(TASK TO CARRY OUT) Exactly as written, output each of the entries below.

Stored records
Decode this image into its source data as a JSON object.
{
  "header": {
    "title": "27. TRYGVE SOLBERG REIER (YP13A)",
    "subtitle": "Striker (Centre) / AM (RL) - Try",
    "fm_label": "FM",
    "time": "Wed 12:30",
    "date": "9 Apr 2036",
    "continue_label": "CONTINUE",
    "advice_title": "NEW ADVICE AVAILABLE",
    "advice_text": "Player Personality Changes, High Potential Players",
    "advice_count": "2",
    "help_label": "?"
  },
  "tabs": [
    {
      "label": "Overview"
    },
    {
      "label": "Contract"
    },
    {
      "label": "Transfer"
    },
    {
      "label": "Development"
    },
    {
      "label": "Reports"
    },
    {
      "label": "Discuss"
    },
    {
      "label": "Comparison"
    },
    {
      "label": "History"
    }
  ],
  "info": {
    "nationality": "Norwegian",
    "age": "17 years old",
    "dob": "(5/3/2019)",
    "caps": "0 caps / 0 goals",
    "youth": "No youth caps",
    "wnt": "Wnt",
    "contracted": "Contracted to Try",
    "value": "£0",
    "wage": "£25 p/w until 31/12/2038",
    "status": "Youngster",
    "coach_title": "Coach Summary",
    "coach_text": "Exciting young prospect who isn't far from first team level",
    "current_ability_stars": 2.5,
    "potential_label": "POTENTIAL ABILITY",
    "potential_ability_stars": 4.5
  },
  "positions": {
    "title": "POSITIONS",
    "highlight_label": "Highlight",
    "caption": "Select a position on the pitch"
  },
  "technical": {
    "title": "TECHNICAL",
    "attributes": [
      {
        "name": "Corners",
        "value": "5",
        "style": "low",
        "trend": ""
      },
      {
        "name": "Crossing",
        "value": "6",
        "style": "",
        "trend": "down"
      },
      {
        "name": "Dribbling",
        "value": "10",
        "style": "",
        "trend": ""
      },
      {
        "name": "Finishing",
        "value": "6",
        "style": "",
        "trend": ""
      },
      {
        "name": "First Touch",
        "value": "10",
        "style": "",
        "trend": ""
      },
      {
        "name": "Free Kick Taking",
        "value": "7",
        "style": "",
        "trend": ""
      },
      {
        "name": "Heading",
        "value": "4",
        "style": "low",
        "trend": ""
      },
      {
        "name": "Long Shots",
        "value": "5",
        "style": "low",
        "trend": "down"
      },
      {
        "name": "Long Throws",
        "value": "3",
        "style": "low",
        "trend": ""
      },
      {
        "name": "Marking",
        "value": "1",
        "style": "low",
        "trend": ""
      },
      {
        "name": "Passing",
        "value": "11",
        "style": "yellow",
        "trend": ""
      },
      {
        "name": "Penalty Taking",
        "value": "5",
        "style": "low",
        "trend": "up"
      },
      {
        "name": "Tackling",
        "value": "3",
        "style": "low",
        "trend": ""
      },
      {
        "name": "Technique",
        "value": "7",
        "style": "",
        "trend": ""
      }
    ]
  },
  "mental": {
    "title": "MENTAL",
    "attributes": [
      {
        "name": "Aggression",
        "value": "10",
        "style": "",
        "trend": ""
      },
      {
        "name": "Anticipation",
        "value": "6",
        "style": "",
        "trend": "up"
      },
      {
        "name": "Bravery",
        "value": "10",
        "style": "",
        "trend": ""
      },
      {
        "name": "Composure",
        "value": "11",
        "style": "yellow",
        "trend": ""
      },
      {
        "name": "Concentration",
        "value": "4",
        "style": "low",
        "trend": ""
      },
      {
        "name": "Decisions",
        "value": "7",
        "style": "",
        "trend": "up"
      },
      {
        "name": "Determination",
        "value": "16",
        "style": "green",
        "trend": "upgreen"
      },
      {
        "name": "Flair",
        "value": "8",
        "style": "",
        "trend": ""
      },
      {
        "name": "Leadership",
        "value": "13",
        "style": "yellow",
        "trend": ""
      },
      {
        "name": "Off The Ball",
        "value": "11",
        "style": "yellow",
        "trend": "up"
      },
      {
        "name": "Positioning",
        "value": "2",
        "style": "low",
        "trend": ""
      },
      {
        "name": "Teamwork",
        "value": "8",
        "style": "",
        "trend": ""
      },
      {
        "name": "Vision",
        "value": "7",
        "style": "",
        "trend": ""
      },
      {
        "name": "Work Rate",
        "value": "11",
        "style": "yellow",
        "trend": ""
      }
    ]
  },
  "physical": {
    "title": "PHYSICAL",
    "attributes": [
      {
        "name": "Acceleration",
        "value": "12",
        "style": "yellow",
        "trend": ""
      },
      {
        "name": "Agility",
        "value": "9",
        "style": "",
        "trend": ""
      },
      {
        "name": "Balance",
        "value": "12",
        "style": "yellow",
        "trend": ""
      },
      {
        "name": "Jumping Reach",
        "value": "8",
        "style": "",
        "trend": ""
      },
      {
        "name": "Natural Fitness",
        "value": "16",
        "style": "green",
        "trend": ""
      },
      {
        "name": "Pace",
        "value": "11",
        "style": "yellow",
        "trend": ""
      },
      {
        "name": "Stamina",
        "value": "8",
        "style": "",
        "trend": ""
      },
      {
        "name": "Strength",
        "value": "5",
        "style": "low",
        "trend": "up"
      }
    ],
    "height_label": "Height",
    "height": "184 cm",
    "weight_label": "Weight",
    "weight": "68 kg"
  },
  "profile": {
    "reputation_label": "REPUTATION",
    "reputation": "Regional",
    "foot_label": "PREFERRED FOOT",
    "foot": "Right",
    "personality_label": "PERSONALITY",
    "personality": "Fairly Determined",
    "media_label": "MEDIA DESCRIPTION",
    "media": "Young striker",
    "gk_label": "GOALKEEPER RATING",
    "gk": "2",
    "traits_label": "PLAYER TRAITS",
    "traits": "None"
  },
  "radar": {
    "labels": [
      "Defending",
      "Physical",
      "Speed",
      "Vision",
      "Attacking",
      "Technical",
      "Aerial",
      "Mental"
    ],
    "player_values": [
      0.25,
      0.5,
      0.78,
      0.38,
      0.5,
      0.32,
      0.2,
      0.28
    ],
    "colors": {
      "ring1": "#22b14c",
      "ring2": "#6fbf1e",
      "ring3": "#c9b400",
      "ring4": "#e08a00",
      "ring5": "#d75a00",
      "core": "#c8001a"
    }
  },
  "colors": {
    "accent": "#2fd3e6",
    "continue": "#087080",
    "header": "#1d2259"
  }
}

(RESULT)
Decode this image into its source data as a JSON object.
{
  "header": {
    "title": "27. TRYGVE SOLBERG REIER (YP13A)",
    "subtitle": "Striker (Centre) / AM (RL) - Try",
    "fm_label": "FM",
    "time": "Wed 12:30",
    "date": "9 Apr 2036",
    "continue_label": "CONTINUE",
    "advice_title": "NEW ADVICE AVAILABLE",
    "advice_text": "Player Personality Changes, High Potential Players",
    "advice_count": "2",
    "help_label": "?"
  },
  "tabs": [
    {
      "label": "Overview"
    },
    {
      "label": "Contract"
    },
    {
      "label": "Transfer"
    },
    {
      "label": "Development"
    },
    {
      "label": "Reports"
    },
    {
      "label": "Discuss"
    },
    {
      "label": "Comparison"
    },
    {
      "label": "History"
    }
  ],
  "info": {
    "nationality": "Norwegian",
    "age": "17 years old",
    "dob": "(5/3/2019)",
    "caps": "0 caps / 0 goals",
    "youth": "No youth caps",
    "wnt": "Wnt",
    "contracted": "Contracted to Try",
    "value": "£0",
    "wage": "£25 p/w until 31/12/2038",
    "status": "Youngster",
    "coach_title": "Coach Summary",
    "coach_text": "Exciting young prospect who isn't far from first team level",
    "current_ability_stars": 2.5,
    "potential_label": "POTENTIAL ABILITY",
    "potential_ability_stars": 4.5
  },
  "positions": {
    "title": "POSITIONS",
    "highlight_label": "Highlight",
    "caption": "Select a position on the pitch"
  },
  "technical": {
    "title": "TECHNICAL",
    "attributes": [
      {
        "name": "Corners",
        "value": "5",
        "style": "low",
        "trend": ""
      },
      {
        "name": "Crossing",
        "value": "6",
        "style": "",
        "trend": "down"
      },
      {
        "name": "Dribbling",
        "value": "10",
        "style": "",
        "trend": ""
      },
      {
        "name": "Finishing",
        "value": "6",
        "style": "",
        "trend": ""
      },
      {
        "name": "First Touch",
        "value": "10",
        "style": "",
        "trend": ""
      },
      {
        "name": "Free Kick Taking",
        "value": "7",
        "style": "",
        "trend": ""
      },
      {
        "name": "Heading",
        "value": "4",
        "style": "low",
        "trend": ""
      },
      {
        "name": "Long Shots",
        "value": "5",
        "style": "low",
        "trend": "down"
      },
      {
        "name": "Long Throws",
        "value": "3",
        "style": "low",
        "trend": ""
      },
      {
        "name": "Marking",
        "value": "1",
        "style": "low",
        "trend": ""
      },
      {
        "name": "Passing",
        "value": "11",
        "style": "yellow",
        "trend": ""
      },
      {
        "name": "Penalty Taking",
        "value": "5",
        "style": "low",
        "trend": "up"
      },
      {
        "name": "Tackling",
        "value": "3",
        "style": "low",
        "trend": ""
      },
      {
        "name": "Technique",
        "value": "7",
        "style": "",
        "trend": ""
      }
    ]
  },
  "mental": {
    "title": "MENTAL",
    "attributes": [
      {
        "name": "Aggression",
        "value": "10",
        "style": "",
        "trend": ""
      },
      {
        "name": "Anticipation",
        "value": "6",
        "style": "",
        "trend": "up"
      },
      {
        "name": "Bravery",
        "value": "10",
        "style": "",
        "trend": ""
      },
      {
        "name": "Composure",
        "value": "11",
        "style": "yellow",
        "trend": ""
      },
      {
        "name": "Concentration",
        "value": "4",
        "style": "low",
        "trend": ""
      },
      {
        "name": "Decisions",
        "value": "7",
        "style": "",
        "trend": "up"
      },
      {
        "name": "Determination",
        "value": "16",
        "style": "green",
        "trend": "upgreen"
      },
      {
        "name": "Flair",
        "value": "8",
        "style": "",
        "trend": ""
      },
      {
        "name": "Leadership",
        "value": "13",
        "style": "yellow",
        "trend": ""
      },
      {
        "name": "Off The Ball",
        "value": "11",
        "style": "yellow",
        "trend": "up"
      },
      {
        "name": "Positioning",
        "value": "2",
        "style": "low",
        "trend": ""
      },
      {
        "name": "Teamwork",
        "value": "8",
        "style": "",
        "trend": ""
      },
      {
        "name": "Vision",
        "value": "7",
        "style": "",
        "trend": ""
      },
      {
        "name": "Work Rate",
        "value": "11",
        "style": "yellow",
        "trend": ""
      }
    ]
  },
  "physical": {
    "title": "PHYSICAL",
    "attributes": [
      {
        "name": "Acceleration",
        "value": "12",
        "style": "yellow",
        "trend": ""
      },
      {
        "name": "Agility",
        "value": "9",
        "style": "",
        "trend": ""
      },
      {
        "name": "Balance",
        "value": "12",
        "style": "yellow",
        "trend": ""
      },
      {
        "name": "Jumping Reach",
        "value": "8",
        "style": "",
        "trend": ""
      },
      {
        "name": "Natural Fitness",
        "value": "16",
        "style": "green",
        "trend": ""
      },
      {
        "name": "Pace",
        "value": "11",
        "style": "yellow",
        "trend": ""
      },
      {
        "name": "Stamina",
        "value": "8",
        "style": "",
        "trend": ""
      },
      {
        "name": "Strength",
        "value": "5",
        "style": "low",
        "trend": "up"
      }
    ],
    "height_label": "Height",
    "height": "184 cm",
    "weight_label": "Weight",
    "weight": "68 kg"
  },
  "profile": {
    "reputation_label": "REPUTATION",
    "reputation": "Regional",
    "foot_label": "PREFERRED FOOT",
    "foot": "Right",
    "personality_label": "PERSONALITY",
    "personality": "Fairly Determined",
    "media_label": "MEDIA DESCRIPTION",
    "media": "Young striker",
    "gk_label": "GOALKEEPER RATING",
    "gk": "2",
    "traits_label": "PLAYER TRAITS",
    "traits": "None"
  },
  "radar": {
    "labels": [
      "Defending",
      "Physical",
      "Speed",
      "Vision",
      "Attacking",
      "Technical",
      "Aerial",
      "Mental"
    ],
    "player_values": [
      0.25,
      0.5,
      0.78,
      0.38,
      0.5,
      0.32,
      0.2,
      0.28
    ],
    "colors": {
      "ring1": "#22b14c",
      "ring2": "#6fbf1e",
      "ring3": "#c9b400",
      "ring4": "#e08a00",
      "ring5": "#d75a00",
      "core": "#c8001a"
    }
  },
  "colors": {
    "accent": "#2fd3e6",
    "continue": "#087080",
    "header": "#1d2259"
  }
}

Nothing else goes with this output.